Check every line of the data for the string "photo" and copy the ones that have it.

=-=-=

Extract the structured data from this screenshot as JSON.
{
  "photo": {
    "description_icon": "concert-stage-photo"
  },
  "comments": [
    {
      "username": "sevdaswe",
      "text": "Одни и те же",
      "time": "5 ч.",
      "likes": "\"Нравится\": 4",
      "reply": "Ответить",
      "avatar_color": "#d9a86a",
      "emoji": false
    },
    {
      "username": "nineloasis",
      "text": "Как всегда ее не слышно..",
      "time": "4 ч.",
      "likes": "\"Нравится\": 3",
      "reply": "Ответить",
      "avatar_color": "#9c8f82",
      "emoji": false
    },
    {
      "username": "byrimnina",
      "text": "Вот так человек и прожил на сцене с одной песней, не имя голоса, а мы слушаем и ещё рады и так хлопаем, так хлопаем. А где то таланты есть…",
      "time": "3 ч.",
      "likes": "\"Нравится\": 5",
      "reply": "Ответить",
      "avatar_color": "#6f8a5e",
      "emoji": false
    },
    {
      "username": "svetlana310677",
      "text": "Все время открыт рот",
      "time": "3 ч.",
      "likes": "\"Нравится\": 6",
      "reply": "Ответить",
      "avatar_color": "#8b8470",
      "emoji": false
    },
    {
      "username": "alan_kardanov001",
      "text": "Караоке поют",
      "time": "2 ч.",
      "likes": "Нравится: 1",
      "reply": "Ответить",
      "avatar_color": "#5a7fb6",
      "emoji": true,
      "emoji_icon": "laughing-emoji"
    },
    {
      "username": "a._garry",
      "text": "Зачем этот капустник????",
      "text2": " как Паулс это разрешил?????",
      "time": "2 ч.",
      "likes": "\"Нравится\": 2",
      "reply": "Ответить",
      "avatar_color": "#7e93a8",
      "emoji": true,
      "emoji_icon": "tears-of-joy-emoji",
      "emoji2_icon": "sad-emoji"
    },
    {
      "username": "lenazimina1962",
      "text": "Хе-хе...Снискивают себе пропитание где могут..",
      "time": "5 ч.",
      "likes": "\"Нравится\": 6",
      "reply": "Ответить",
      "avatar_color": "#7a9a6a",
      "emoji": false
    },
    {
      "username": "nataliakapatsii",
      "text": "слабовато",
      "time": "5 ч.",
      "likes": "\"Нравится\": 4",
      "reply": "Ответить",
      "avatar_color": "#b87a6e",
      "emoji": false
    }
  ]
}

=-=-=

§ **RESPONSE AREA**:
  "photo": {
    "description_icon": "concert-stage-photo"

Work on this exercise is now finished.